WORK ORDER: Would you print every entry below exactly as written, omitting the images?

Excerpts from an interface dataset
- Opening Delimiter -

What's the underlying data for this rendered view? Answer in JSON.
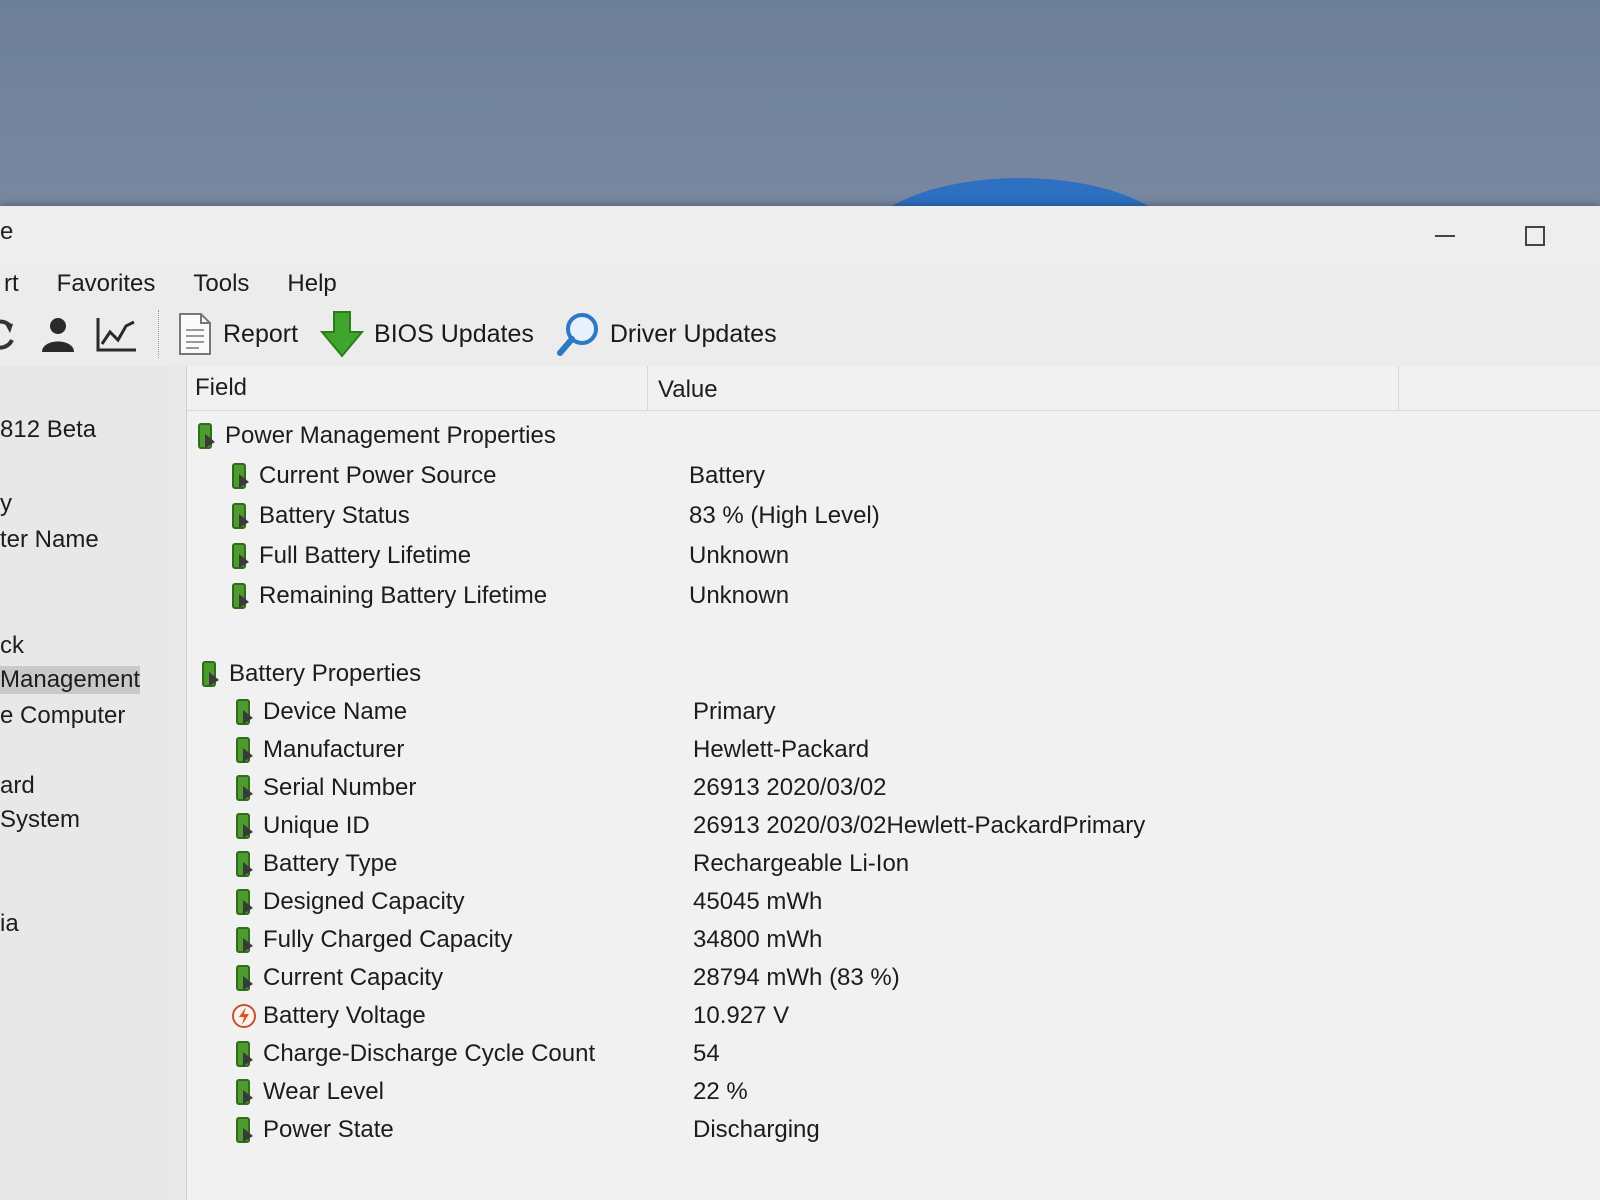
{
  "window": {
    "title_fragment": "e",
    "minimize_glyph": "—",
    "maximize_glyph": "☐"
  },
  "menu": {
    "items": [
      "rt",
      "Favorites",
      "Tools",
      "Help"
    ]
  },
  "toolbar": {
    "icons": [
      "refresh-icon",
      "user-icon",
      "benchmark-chart-icon"
    ],
    "report_label": "Report",
    "bios_label": "BIOS Updates",
    "driver_label": "Driver Updates"
  },
  "sidebar": {
    "items": [
      {
        "label": "812 Beta",
        "selected": false
      },
      {
        "label": "y",
        "selected": false
      },
      {
        "label": "ter Name",
        "selected": false
      },
      {
        "label": "ck",
        "selected": false
      },
      {
        "label": "Management",
        "selected": true
      },
      {
        "label": "e Computer",
        "selected": false
      },
      {
        "label": "ard",
        "selected": false
      },
      {
        "label": "System",
        "selected": false
      },
      {
        "label": "ia",
        "selected": false
      }
    ]
  },
  "table": {
    "header_field": "Field",
    "header_value": "Value",
    "groups": [
      {
        "title": "Power Management Properties",
        "rows": [
          {
            "field": "Current Power Source",
            "value": "Battery",
            "icon": "battery-icon"
          },
          {
            "field": "Battery Status",
            "value": "83 % (High Level)",
            "icon": "battery-icon"
          },
          {
            "field": "Full Battery Lifetime",
            "value": "Unknown",
            "icon": "battery-icon"
          },
          {
            "field": "Remaining Battery Lifetime",
            "value": "Unknown",
            "icon": "battery-icon"
          }
        ]
      },
      {
        "title": "Battery Properties",
        "rows": [
          {
            "field": "Device Name",
            "value": "Primary",
            "icon": "battery-icon"
          },
          {
            "field": "Manufacturer",
            "value": "Hewlett-Packard",
            "icon": "battery-icon"
          },
          {
            "field": "Serial Number",
            "value": "26913 2020/03/02",
            "icon": "battery-icon"
          },
          {
            "field": "Unique ID",
            "value": "26913 2020/03/02Hewlett-PackardPrimary",
            "icon": "battery-icon"
          },
          {
            "field": "Battery Type",
            "value": "Rechargeable Li-Ion",
            "icon": "battery-icon"
          },
          {
            "field": "Designed Capacity",
            "value": "45045 mWh",
            "icon": "battery-icon"
          },
          {
            "field": "Fully Charged Capacity",
            "value": "34800 mWh",
            "icon": "battery-icon"
          },
          {
            "field": "Current Capacity",
            "value": "28794 mWh  (83 %)",
            "icon": "battery-icon"
          },
          {
            "field": "Battery Voltage",
            "value": "10.927 V",
            "icon": "voltage-icon"
          },
          {
            "field": "Charge-Discharge Cycle Count",
            "value": "54",
            "icon": "battery-icon"
          },
          {
            "field": "Wear Level",
            "value": "22 %",
            "icon": "battery-icon"
          },
          {
            "field": "Power State",
            "value": "Discharging",
            "icon": "battery-icon"
          }
        ]
      }
    ]
  }
}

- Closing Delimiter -

ANSWER SPACE:
What's the underlying data for this rendered view? Answer in JSON.
{
  "window": {
    "title_fragment": "e",
    "minimize_glyph": "—",
    "maximize_glyph": "☐"
  },
  "menu": {
    "items": [
      "rt",
      "Favorites",
      "Tools",
      "Help"
    ]
  },
  "toolbar": {
    "icons": [
      "refresh-icon",
      "user-icon",
      "benchmark-chart-icon"
    ],
    "report_label": "Report",
    "bios_label": "BIOS Updates",
    "driver_label": "Driver Updates"
  },
  "sidebar": {
    "items": [
      {
        "label": "812 Beta",
        "selected": false
      },
      {
        "label": "y",
        "selected": false
      },
      {
        "label": "ter Name",
        "selected": false
      },
      {
        "label": "ck",
        "selected": false
      },
      {
        "label": "Management",
        "selected": true
      },
      {
        "label": "e Computer",
        "selected": false
      },
      {
        "label": "ard",
        "selected": false
      },
      {
        "label": "System",
        "selected": false
      },
      {
        "label": "ia",
        "selected": false
      }
    ]
  },
  "table": {
    "header_field": "Field",
    "header_value": "Value",
    "groups": [
      {
        "title": "Power Management Properties",
        "rows": [
          {
            "field": "Current Power Source",
            "value": "Battery",
            "icon": "battery-icon"
          },
          {
            "field": "Battery Status",
            "value": "83 % (High Level)",
            "icon": "battery-icon"
          },
          {
            "field": "Full Battery Lifetime",
            "value": "Unknown",
            "icon": "battery-icon"
          },
          {
            "field": "Remaining Battery Lifetime",
            "value": "Unknown",
            "icon": "battery-icon"
          }
        ]
      },
      {
        "title": "Battery Properties",
        "rows": [
          {
            "field": "Device Name",
            "value": "Primary",
            "icon": "battery-icon"
          },
          {
            "field": "Manufacturer",
            "value": "Hewlett-Packard",
            "icon": "battery-icon"
          },
          {
            "field": "Serial Number",
            "value": "26913 2020/03/02",
            "icon": "battery-icon"
          },
          {
            "field": "Unique ID",
            "value": "26913 2020/03/02Hewlett-PackardPrimary",
            "icon": "battery-icon"
          },
          {
            "field": "Battery Type",
            "value": "Rechargeable Li-Ion",
            "icon": "battery-icon"
          },
          {
            "field": "Designed Capacity",
            "value": "45045 mWh",
            "icon": "battery-icon"
          },
          {
            "field": "Fully Charged Capacity",
            "value": "34800 mWh",
            "icon": "battery-icon"
          },
          {
            "field": "Current Capacity",
            "value": "28794 mWh  (83 %)",
            "icon": "battery-icon"
          },
          {
            "field": "Battery Voltage",
            "value": "10.927 V",
            "icon": "voltage-icon"
          },
          {
            "field": "Charge-Discharge Cycle Count",
            "value": "54",
            "icon": "battery-icon"
          },
          {
            "field": "Wear Level",
            "value": "22 %",
            "icon": "battery-icon"
          },
          {
            "field": "Power State",
            "value": "Discharging",
            "icon": "battery-icon"
          }
        ]
      }
    ]
  }
}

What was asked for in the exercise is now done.